Challenging the Status Quo: Is There Room for Hope?
Despite the apparent dominance of negative messaging, D’Auria and his team at Videoquant were not content to accept this as an unchangeable reality. They embarked on an exploratory journey to see if hope messaging could be optimized to match, or even surpass, the effectiveness of negative tones. This led to experimenting with different framing and contexts for hopeful messages for political TV commercials and video ads, searching for a formula that could break through the hate noise, resonate more deeply with audiences, and drive results.
Finding the Right Balance
The key, as Videoquant’s analysis uncovered, lies in a nuanced balance between hope and realism. Messages that begin with a negative or challenging context but pivot to hope and resolution seem to have a higher potential for impact. This subtle approach to crafting hopeful messages is one key to achieving the elusive blend of emotional engagement and positive messaging.
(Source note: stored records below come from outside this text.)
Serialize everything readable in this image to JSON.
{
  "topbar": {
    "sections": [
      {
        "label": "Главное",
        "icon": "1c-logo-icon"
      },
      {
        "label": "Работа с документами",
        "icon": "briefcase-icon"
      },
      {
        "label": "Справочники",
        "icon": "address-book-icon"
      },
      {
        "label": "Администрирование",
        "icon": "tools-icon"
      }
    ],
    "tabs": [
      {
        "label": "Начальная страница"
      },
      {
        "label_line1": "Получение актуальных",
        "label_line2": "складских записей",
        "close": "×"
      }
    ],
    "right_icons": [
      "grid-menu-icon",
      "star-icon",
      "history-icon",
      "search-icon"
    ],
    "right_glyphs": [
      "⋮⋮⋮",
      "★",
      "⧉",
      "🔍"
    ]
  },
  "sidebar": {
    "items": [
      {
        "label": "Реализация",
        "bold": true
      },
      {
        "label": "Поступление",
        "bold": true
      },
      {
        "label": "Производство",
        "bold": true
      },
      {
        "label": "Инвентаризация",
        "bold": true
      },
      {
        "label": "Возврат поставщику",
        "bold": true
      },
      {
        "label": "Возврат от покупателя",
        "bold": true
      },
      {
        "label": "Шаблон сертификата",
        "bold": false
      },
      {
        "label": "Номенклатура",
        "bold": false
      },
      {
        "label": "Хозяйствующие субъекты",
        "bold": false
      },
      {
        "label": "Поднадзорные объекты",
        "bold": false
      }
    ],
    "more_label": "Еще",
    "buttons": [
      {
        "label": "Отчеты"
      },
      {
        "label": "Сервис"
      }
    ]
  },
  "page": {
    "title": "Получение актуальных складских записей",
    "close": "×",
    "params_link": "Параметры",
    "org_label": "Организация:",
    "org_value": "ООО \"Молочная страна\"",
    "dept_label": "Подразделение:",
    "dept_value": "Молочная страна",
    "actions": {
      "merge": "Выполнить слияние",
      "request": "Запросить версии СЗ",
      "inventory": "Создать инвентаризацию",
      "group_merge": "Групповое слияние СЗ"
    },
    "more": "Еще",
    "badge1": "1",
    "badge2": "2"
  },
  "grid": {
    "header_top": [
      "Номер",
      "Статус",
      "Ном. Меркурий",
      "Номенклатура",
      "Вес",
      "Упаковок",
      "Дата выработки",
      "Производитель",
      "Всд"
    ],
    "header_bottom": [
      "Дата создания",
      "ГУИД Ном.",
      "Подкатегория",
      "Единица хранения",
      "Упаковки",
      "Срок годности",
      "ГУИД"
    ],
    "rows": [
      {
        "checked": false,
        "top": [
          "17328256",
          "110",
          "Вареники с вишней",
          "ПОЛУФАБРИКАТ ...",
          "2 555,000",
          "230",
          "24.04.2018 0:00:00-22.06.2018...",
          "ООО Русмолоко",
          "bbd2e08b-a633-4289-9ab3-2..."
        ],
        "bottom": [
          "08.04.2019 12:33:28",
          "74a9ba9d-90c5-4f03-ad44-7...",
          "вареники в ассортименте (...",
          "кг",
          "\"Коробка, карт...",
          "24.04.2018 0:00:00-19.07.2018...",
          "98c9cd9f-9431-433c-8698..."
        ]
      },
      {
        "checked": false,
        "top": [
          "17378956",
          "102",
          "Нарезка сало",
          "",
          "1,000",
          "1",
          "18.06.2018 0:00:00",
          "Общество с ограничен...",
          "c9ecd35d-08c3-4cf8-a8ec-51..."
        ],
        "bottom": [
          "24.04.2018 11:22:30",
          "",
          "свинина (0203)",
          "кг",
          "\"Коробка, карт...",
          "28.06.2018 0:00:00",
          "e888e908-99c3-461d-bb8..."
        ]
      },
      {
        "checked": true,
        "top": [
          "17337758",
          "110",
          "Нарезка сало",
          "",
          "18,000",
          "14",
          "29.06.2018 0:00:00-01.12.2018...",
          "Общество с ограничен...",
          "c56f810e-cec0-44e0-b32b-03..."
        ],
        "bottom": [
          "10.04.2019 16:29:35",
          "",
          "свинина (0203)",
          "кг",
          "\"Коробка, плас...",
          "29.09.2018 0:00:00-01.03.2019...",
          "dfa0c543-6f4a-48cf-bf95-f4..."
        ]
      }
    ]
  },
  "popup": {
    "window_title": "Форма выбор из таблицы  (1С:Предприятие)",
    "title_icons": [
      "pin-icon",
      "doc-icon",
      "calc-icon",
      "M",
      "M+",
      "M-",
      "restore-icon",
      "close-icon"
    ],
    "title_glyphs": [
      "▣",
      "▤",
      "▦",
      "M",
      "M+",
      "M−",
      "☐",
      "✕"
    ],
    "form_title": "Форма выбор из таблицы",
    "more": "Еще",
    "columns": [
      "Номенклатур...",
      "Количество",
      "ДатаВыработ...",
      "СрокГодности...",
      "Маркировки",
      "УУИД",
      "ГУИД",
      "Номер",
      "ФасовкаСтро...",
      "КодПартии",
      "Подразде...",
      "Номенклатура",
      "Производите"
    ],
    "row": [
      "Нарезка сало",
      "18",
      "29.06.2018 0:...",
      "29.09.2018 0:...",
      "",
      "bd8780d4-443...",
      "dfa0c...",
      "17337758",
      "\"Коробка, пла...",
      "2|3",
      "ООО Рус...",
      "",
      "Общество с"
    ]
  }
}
In their study, a hopeful message framed within a context of despair (“I thought all hope was lost until…”) significantly outperformed traditional hopeful messaging, scoring a 0.58 in the political realm, with a confidence band of 0.54 to 0.62, and surpassing the effectiveness of hate messaging. This suggests that the framing and context of hope are crucial in enhancing its appeal and efficacy.
Looking Ahead with Cautious Optimism
As the political landscape gears up for the next big electoral showdown, the insights from Videoquant offer both a warning and a beacon of hope. The prevalence of negative messaging is likely to continue, given its proven effectiveness. However, there is an opportunity for innovative campaigns to harness the power of positive messaging, strategically framed to challenge the status quo.
Conclusion: The Ethical Dimension and Beyond
The findings from Videoquant not only illuminate the practical aspects of political advertising but also invite a broader discussion about the ethical implications of emotional manipulation in media. As we move forward, the challenge for advertisers, campaigners, and strategists lies in balancing effectiveness with responsibility, crafting messages that not only persuade but also uplift and unite.
Tim D’Auria, the founder of Videoquant, continues to lead the way in uncovering the intricacies of video content effectiveness, guiding the industry towards a more nuanced and performant approach to TV/video creative strategy.